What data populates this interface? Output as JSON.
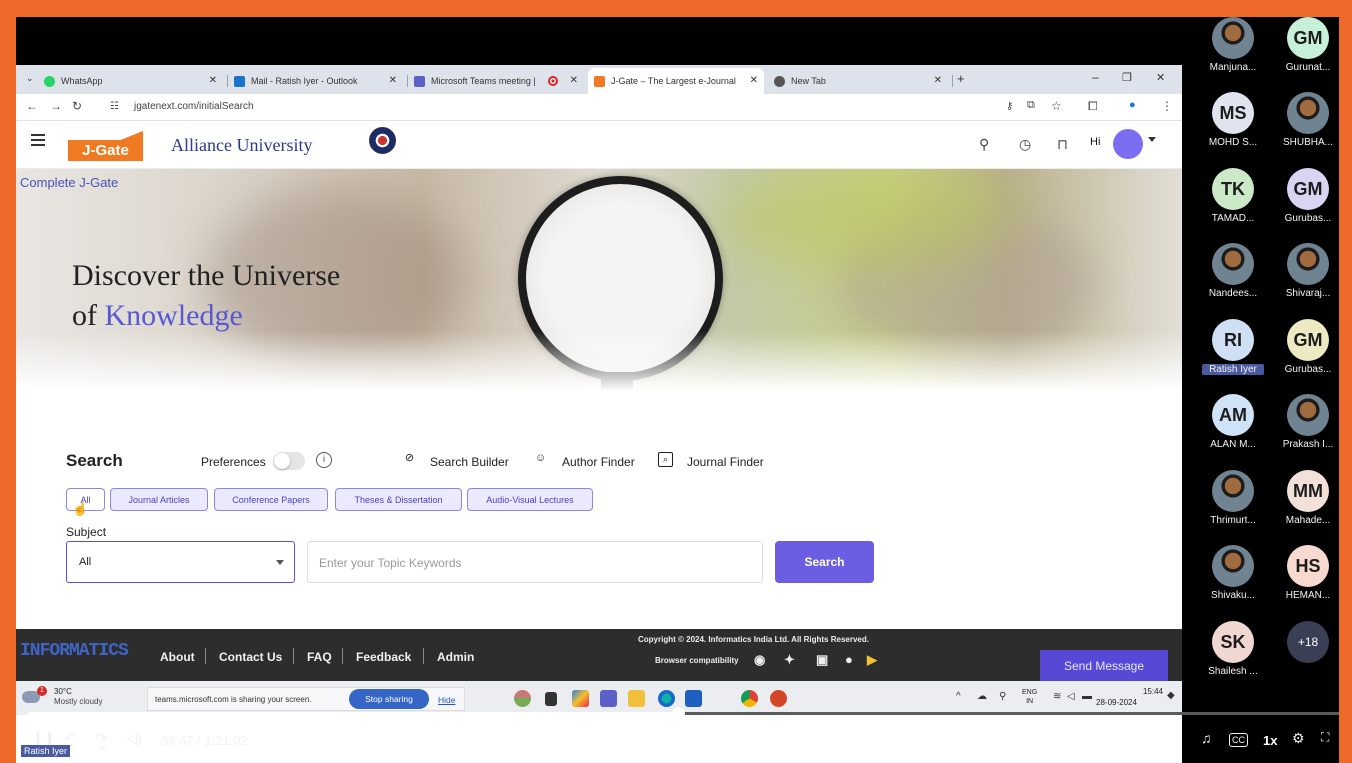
{
  "browser": {
    "tabs": [
      {
        "title": "WhatsApp",
        "favicon_color": "#25d366"
      },
      {
        "title": "Mail - Ratish Iyer - Outlook",
        "favicon_color": "#1a73c8"
      },
      {
        "title": "Microsoft Teams meeting |",
        "favicon_color": "#5b5fc7"
      },
      {
        "title": "J-Gate – The Largest e-Journal",
        "favicon_color": "#ef7a22"
      },
      {
        "title": "New Tab",
        "favicon_color": "#555555"
      }
    ],
    "url": "jgatenext.com/initialSearch"
  },
  "site": {
    "logo_text": "J-Gate",
    "university": "Alliance University",
    "greeting": "Hi",
    "collection_label": "Complete J-Gate",
    "hero_line1": "Discover the Universe",
    "hero_line2_prefix": "of",
    "hero_line2_accent": "Knowledge",
    "accent_color": "#6c5ee3"
  },
  "search": {
    "heading": "Search",
    "preferences_label": "Preferences",
    "tools": [
      "Search Builder",
      "Author Finder",
      "Journal Finder"
    ],
    "chips": [
      "All",
      "Journal Articles",
      "Conference Papers",
      "Theses & Dissertation",
      "Audio-Visual Lectures"
    ],
    "subject_label": "Subject",
    "subject_value": "All",
    "keyword_placeholder": "Enter your Topic Keywords",
    "button_label": "Search"
  },
  "footer": {
    "logo_text": "INFORMATICS",
    "links": [
      "About",
      "Contact Us",
      "FAQ",
      "Feedback",
      "Admin"
    ],
    "copyright": "Copyright © 2024. Informatics India Ltd. All Rights Reserved.",
    "compat_label": "Browser compatibility",
    "send_message": "Send Message"
  },
  "taskbar": {
    "weather_badge": "1",
    "temperature": "30°C",
    "weather_desc": "Mostly cloudy",
    "sharing_text": "teams.microsoft.com is sharing your screen.",
    "stop_sharing": "Stop sharing",
    "hide": "Hide",
    "lang_line1": "ENG",
    "lang_line2": "IN",
    "time": "15:44",
    "date": "28-09-2024"
  },
  "participants": [
    {
      "initials": "",
      "name": "Manjuna...",
      "photo": true
    },
    {
      "initials": "GM",
      "name": "Gurunat...",
      "color": "#c7f0d8"
    },
    {
      "initials": "MS",
      "name": "MOHD S...",
      "color": "#dfe4ee"
    },
    {
      "initials": "",
      "name": "SHUBHA...",
      "photo": true
    },
    {
      "initials": "TK",
      "name": "TAMAD...",
      "color": "#cbe8c7"
    },
    {
      "initials": "GM",
      "name": "Gurubas...",
      "color": "#d8d4f2"
    },
    {
      "initials": "",
      "name": "Nandees...",
      "photo": true
    },
    {
      "initials": "",
      "name": "Shivaraj...",
      "photo": true
    },
    {
      "initials": "RI",
      "name": "Ratish Iyer",
      "color": "#cfe0f4",
      "highlight": true
    },
    {
      "initials": "GM",
      "name": "Gurubas...",
      "color": "#ede9c2"
    },
    {
      "initials": "AM",
      "name": "ALAN M...",
      "color": "#cfe3f6"
    },
    {
      "initials": "",
      "name": "Prakash I...",
      "photo": true
    },
    {
      "initials": "",
      "name": "Thrimurt...",
      "photo": true
    },
    {
      "initials": "MM",
      "name": "Mahade...",
      "color": "#f2e1d9"
    },
    {
      "initials": "",
      "name": "Shivaku...",
      "photo": true
    },
    {
      "initials": "HS",
      "name": "HEMAN...",
      "color": "#f7d9d0"
    },
    {
      "initials": "SK",
      "name": "Shailesh ...",
      "color": "#f1d7d2"
    },
    {
      "initials": "+18",
      "name": "",
      "more": true
    }
  ],
  "player": {
    "progress_fraction": 0.4952,
    "current_time": "39:47",
    "total_time": "1:21:02",
    "time_readout": "39:47 / 1:21:02",
    "presenter": "Ratish Iyer",
    "skip_back_label": "10",
    "skip_forward_label": "10",
    "speed": "1x"
  }
}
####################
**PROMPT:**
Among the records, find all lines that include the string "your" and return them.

**THE COMPLETED TASK:**
    "keyword_placeholder": "Enter your Topic Keywords",
    "sharing_text": "teams.microsoft.com is sharing your screen.",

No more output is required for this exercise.